Material shown below:

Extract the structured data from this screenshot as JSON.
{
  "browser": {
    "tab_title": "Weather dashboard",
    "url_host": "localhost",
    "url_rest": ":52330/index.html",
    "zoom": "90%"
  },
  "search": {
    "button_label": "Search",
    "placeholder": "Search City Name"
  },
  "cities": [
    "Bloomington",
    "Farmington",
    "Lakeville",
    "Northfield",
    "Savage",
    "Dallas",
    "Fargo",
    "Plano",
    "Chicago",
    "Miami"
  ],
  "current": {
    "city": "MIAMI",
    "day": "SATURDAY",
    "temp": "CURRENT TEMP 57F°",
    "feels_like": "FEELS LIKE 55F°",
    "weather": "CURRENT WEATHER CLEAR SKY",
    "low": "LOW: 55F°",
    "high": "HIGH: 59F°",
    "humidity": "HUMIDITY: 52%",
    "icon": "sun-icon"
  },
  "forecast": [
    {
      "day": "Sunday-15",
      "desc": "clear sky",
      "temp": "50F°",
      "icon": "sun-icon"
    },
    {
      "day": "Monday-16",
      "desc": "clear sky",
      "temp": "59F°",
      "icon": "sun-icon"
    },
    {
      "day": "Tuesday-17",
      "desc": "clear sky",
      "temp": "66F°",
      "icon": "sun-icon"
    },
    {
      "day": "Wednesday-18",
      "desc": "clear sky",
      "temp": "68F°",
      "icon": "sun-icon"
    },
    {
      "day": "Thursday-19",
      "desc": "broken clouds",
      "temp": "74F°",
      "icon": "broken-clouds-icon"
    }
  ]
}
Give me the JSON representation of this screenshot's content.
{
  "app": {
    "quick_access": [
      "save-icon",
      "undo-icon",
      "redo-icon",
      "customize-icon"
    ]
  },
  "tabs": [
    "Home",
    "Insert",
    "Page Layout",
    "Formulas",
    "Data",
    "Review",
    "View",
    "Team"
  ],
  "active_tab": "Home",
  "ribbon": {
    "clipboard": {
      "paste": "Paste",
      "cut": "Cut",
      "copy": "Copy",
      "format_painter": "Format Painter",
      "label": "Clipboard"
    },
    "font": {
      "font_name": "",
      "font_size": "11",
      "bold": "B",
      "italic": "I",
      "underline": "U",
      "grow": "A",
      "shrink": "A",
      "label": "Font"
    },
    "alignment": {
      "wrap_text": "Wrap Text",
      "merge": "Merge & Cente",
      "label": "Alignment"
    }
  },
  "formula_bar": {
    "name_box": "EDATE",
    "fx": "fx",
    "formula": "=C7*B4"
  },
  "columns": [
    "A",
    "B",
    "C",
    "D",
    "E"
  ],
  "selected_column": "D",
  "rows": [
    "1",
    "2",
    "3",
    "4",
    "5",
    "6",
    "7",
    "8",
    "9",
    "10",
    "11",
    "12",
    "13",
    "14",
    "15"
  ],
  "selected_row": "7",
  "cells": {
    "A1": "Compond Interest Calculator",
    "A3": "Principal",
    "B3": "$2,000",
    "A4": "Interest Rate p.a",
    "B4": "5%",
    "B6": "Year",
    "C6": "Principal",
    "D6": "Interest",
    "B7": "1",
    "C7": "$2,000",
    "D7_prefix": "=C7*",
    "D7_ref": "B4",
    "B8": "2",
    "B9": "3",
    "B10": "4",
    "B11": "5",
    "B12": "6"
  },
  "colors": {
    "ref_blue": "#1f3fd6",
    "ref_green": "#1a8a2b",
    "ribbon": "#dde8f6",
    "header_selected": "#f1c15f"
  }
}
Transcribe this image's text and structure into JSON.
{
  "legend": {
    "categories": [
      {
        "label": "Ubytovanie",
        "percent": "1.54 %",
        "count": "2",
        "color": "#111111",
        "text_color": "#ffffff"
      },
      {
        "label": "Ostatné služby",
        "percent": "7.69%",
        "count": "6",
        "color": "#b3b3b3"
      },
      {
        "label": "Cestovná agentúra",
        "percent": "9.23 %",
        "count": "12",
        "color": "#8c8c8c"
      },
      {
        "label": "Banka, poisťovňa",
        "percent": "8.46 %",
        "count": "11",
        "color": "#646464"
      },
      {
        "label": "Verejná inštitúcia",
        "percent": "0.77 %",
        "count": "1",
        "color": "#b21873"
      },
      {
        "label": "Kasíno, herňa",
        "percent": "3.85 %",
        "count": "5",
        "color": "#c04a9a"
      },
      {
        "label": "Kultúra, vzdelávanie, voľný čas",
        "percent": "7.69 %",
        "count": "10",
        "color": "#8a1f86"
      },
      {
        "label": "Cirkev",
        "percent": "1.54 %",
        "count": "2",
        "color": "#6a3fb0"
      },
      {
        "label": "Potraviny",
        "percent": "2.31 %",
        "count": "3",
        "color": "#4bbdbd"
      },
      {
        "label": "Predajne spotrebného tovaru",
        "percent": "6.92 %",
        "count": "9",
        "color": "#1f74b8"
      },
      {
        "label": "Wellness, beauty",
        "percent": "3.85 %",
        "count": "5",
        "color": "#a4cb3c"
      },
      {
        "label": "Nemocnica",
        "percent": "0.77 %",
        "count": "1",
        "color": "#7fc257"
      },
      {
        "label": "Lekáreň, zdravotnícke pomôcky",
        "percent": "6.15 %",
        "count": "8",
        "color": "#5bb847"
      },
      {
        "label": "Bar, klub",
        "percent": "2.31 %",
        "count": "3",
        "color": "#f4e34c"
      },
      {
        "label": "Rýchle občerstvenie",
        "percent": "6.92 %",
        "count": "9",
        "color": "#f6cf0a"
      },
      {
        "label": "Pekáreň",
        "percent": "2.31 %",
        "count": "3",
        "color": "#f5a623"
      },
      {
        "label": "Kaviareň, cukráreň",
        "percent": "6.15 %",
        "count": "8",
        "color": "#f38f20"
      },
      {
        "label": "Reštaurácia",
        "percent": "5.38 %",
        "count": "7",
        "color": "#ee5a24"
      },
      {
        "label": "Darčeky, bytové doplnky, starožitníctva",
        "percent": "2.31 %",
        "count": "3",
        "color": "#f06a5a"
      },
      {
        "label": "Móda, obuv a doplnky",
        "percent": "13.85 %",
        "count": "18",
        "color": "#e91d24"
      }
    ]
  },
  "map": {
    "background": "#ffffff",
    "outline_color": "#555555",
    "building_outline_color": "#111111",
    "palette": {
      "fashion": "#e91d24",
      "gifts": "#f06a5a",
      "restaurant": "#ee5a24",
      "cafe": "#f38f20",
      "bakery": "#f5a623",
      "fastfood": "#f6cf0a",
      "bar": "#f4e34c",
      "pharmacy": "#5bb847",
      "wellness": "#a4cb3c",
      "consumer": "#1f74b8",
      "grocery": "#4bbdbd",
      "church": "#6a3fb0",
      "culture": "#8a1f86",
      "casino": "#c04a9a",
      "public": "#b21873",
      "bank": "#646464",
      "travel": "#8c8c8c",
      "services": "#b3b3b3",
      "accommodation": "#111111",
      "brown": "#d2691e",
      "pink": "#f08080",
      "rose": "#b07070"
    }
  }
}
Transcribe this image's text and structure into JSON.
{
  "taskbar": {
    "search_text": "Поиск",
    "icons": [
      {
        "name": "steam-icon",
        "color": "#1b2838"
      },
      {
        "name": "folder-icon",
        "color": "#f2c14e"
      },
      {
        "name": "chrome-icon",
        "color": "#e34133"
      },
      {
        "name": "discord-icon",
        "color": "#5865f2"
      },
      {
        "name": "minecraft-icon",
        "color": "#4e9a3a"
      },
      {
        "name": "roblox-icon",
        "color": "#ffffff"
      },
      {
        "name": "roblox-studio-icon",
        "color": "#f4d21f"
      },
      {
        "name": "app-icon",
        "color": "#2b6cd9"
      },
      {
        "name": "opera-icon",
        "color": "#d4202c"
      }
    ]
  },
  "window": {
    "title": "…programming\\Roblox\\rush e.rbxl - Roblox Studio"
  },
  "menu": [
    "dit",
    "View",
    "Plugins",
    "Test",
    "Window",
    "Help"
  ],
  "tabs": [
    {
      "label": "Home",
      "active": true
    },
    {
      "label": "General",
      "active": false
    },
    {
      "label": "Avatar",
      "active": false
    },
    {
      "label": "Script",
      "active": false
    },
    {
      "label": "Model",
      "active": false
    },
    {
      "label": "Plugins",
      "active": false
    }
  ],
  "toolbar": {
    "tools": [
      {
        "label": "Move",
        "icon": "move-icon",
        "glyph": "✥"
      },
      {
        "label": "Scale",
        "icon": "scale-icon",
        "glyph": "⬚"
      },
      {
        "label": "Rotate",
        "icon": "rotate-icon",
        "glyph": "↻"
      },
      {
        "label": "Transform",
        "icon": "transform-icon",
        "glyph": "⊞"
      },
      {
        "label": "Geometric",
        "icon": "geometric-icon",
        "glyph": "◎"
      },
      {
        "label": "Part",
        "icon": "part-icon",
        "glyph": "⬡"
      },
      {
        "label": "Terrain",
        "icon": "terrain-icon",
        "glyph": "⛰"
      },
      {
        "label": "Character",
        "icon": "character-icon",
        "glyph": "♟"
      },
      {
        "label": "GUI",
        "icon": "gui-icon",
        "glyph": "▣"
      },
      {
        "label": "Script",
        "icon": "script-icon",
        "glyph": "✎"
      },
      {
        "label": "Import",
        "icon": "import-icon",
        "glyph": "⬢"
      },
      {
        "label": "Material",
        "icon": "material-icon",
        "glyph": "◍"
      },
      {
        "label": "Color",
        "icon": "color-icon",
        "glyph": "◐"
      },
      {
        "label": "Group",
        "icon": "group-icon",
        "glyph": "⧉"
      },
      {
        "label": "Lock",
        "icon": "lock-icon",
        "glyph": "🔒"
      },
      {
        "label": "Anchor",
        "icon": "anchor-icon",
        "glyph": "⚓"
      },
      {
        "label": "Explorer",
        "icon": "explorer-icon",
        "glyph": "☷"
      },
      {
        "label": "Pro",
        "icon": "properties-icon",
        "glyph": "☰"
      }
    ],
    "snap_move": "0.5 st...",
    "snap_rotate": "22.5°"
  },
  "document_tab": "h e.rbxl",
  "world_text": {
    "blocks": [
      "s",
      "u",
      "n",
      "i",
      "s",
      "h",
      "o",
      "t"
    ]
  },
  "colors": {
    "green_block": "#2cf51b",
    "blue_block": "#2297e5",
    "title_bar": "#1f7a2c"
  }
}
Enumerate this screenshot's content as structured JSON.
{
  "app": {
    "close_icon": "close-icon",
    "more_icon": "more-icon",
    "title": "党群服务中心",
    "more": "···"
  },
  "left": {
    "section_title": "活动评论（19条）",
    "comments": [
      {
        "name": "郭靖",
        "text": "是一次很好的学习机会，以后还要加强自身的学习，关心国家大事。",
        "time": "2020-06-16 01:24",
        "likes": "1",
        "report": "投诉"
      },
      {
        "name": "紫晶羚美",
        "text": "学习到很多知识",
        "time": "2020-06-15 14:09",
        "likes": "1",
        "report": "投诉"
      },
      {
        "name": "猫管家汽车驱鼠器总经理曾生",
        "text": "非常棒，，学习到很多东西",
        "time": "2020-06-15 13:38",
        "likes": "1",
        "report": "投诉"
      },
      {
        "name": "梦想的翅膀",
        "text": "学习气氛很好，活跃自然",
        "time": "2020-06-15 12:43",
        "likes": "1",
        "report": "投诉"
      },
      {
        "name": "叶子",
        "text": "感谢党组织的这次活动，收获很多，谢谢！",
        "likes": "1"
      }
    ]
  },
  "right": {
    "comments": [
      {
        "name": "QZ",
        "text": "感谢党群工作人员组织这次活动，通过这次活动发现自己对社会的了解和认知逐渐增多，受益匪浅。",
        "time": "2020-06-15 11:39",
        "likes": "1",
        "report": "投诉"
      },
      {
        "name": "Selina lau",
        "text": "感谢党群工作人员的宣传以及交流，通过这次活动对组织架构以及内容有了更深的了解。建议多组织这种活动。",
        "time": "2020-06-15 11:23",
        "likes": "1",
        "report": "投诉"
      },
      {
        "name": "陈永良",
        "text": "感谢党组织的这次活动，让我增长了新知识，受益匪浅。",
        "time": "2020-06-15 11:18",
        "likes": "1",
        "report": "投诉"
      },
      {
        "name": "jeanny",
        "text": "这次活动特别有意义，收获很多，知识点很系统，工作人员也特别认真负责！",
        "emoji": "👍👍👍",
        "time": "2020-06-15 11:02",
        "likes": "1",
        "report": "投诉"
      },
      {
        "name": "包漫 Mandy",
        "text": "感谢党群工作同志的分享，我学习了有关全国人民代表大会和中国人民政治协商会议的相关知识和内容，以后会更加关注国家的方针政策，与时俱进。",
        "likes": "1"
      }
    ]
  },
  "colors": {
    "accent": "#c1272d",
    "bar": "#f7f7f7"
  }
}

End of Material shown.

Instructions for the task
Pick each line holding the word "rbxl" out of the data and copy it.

Output for this exercise
    "title": "…programming\\Roblox\\rush e.rbxl - Roblox Studio"
  "document_tab": "h e.rbxl",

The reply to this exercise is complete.